You will find Danielle Brathwaite-Shirley’s large, human-like characters wrapped in fabrics in five spots along the route. The characters peering from the foundation by the picnic meadow may particularly interest the children. The artist likes to imagine new residents and stories of Vallisaari. Beside the works, you may contemplate together who the characters are, where they are from, and where they are going.

Snack break

You will find a nice picnic meadow with tables near Brathwaite-Shirley’s works. The roofs provide shelter from the heat or rain.

There are also many cafés and restaurants on the island.

© HAM/Helsinki Biennial/Sonja Hyytiäinen

17 Tuula Närhinen: The Plastic Horizon, 2019–2023

It is well worth familiarising yourself with Tuula Närhinen and Jenna Sutela’s works with the children. Prepare to queue for the works located indoors. It’s important that the children are accompanied by adults when visiting indoor artworks, and that artworks can’t be touched unless otherwise stated.

Tuula Närhinen’s installation consists of plastic trash the artist collected on Harakka Island by the Helsinki shoreline. You may recognise everyday items from your own life in the work. You can discuss with the children how the trash ended up in nature. After the biennial visit, you can challenge the whole family to pick up trash.

© HAM/Helsinki Biennial/Sonja Hyytiäinen

18 Jenna Sutela: Pond Brain, 2023

Jenna Sutela’s work is a face-shaped bronze bowl filled with water. You are free to touch this work of art! Put your hands into the water and rub the bowl’s ear-like parts to see what happens: the work reacts to touch.

© HAM/Helsinki Biennial/Sonja Hyytiäinen

Observation deck

Next, you will reach the spectacular Alexander Battery observation deck. Here, it is nice to observe the city from across the sea as well as the island’s other pond.

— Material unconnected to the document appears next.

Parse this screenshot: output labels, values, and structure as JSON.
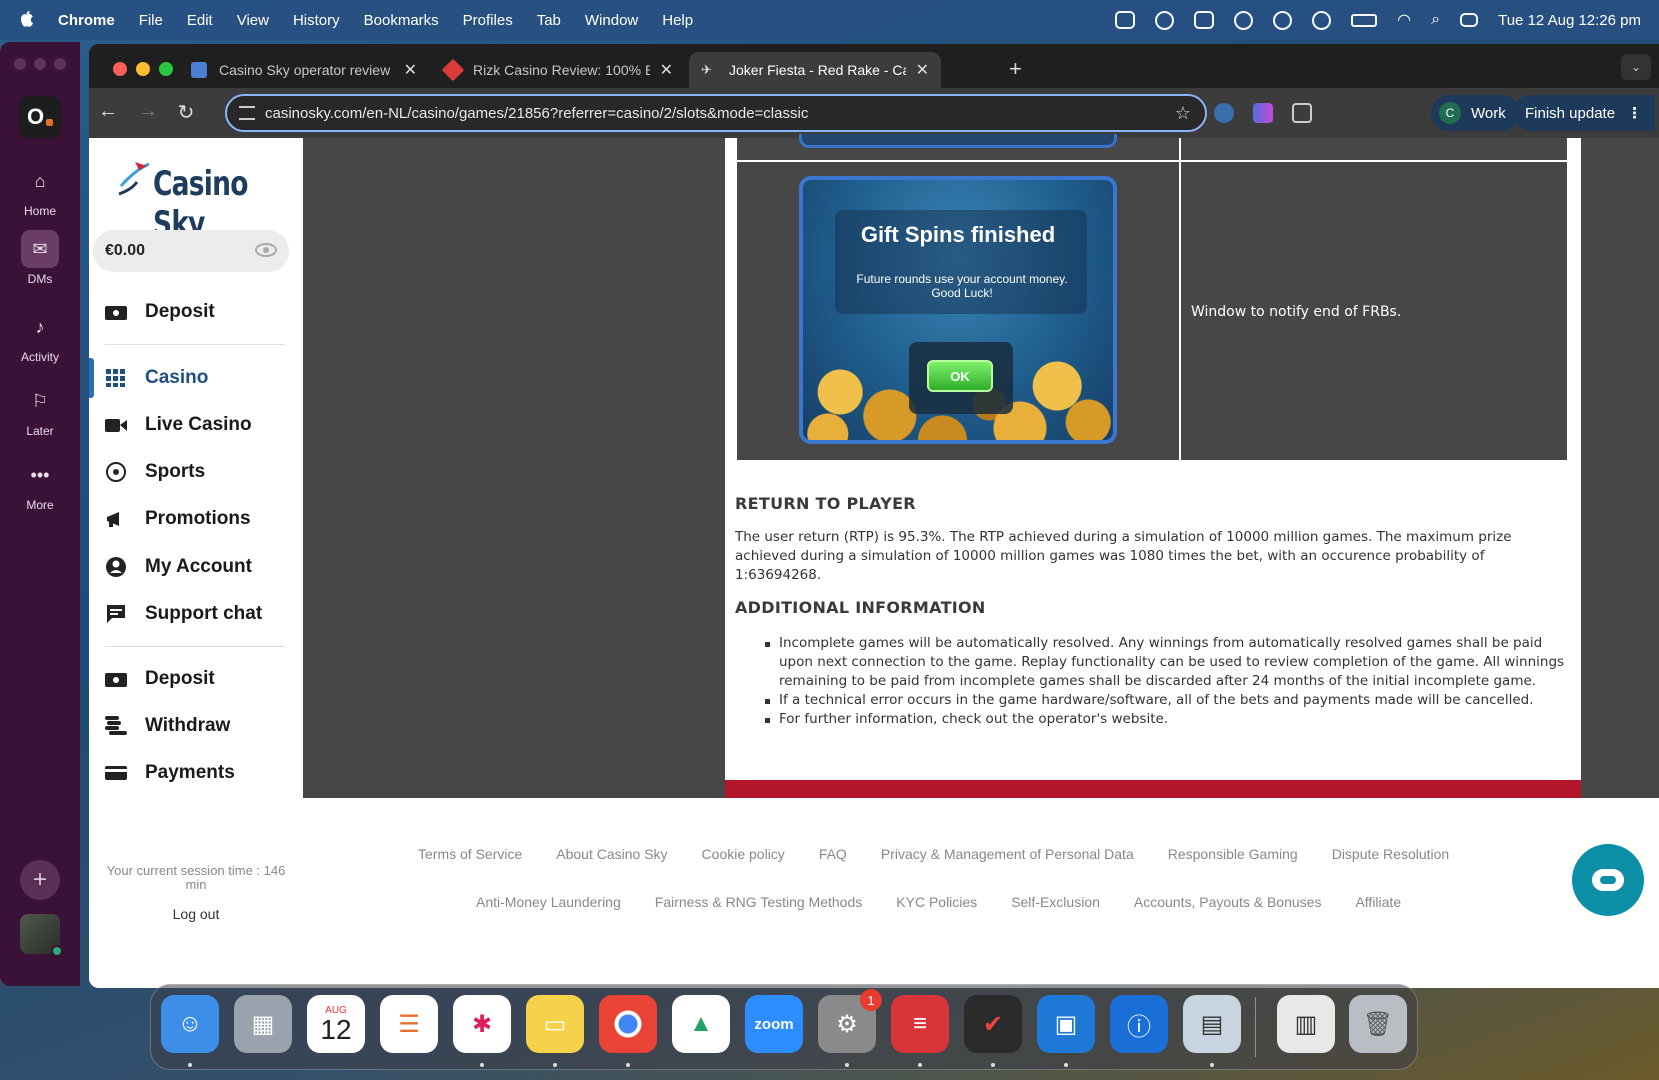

Another observation deck is located in Kustaanmiekka.

© HAM/Helsinki Biennial/Sonja Hyytiäinen

20 Alma Heikkilä: coadapted with, 2023

Alma Heikkilä has put a lot of thought into the work’s location. A plaster sculpture is enclosed within transparent canvases. There is a hole in the canvas roof from which water drips on the sculpture. Below the work is a dish for dye made from plants. The work changes when it gets wet. It combines human-made elements with those created by nature. You may observe and identify the bugs attached to the canvas. It is also worth taking a look at the nature surrounding the work.

After visiting Alma Heikkilä’s work, you can continue your journey on the path shaded by trees; from there you can observe nature and more of Adrián Villar Rojas’s sculptures.

© HAM/Helsinki Biennial/Sonja Hyytiäinen

21 Lotta Petronella sekä Lau Nau & Sami Tallberg: Materia Medica of Islands, 2023

You will find this work inside an old fire station building. The work is strongly connected with Vallisaari and its moths. The island is home to thousands of butterfly species because its natural conditions are exceptionally well suited for them. Observe the work’s details with the children. For example, the ceiling light shades have been dyed with lingonberries. You may close your eyes inside the building, listen to the work’s sounds, calm down, and just think how it feels.

© HAM/Helsinki Biennial/Sonja Hyytiäinen

22 Suzanne Treister: TECHNOSHAMANIC SYSTEMS New Cosmological Models for Survival, 2020–21

Suzanne Treister’s work is located in a rambling wooden cottage wherein you will find 185 watercolour paintings. The space itself is inspiring for children. The colours and details in the paintings invite the viewer to inspect them closer. In these A4-sized paintings, you will find forms that tickle your imagination. With the children, you can discuss why the artist decided to portray extra-terrestrial life. You may also ask the children which place depicted in the paintings they would like to move to.


  • Bring along snacks and, depending on the child’s age, a buggy.
  • There are also many cafés and restaurants on the island. More information here.
  • Several buggies fit on the ferry, but please note that you may need to wait for the next ferry when it is busy.
  • Remember to bring a water bottle and to fill it before the tour.
  • Please note that eating your own snacks is not allowed on the ferry.
  • You can fill your bottle at the water points near Luotsilaituri and in Torpedolahti.

Text: Reetta Haarajoki & Pinja Petäjä (translated by Elävä Kieli)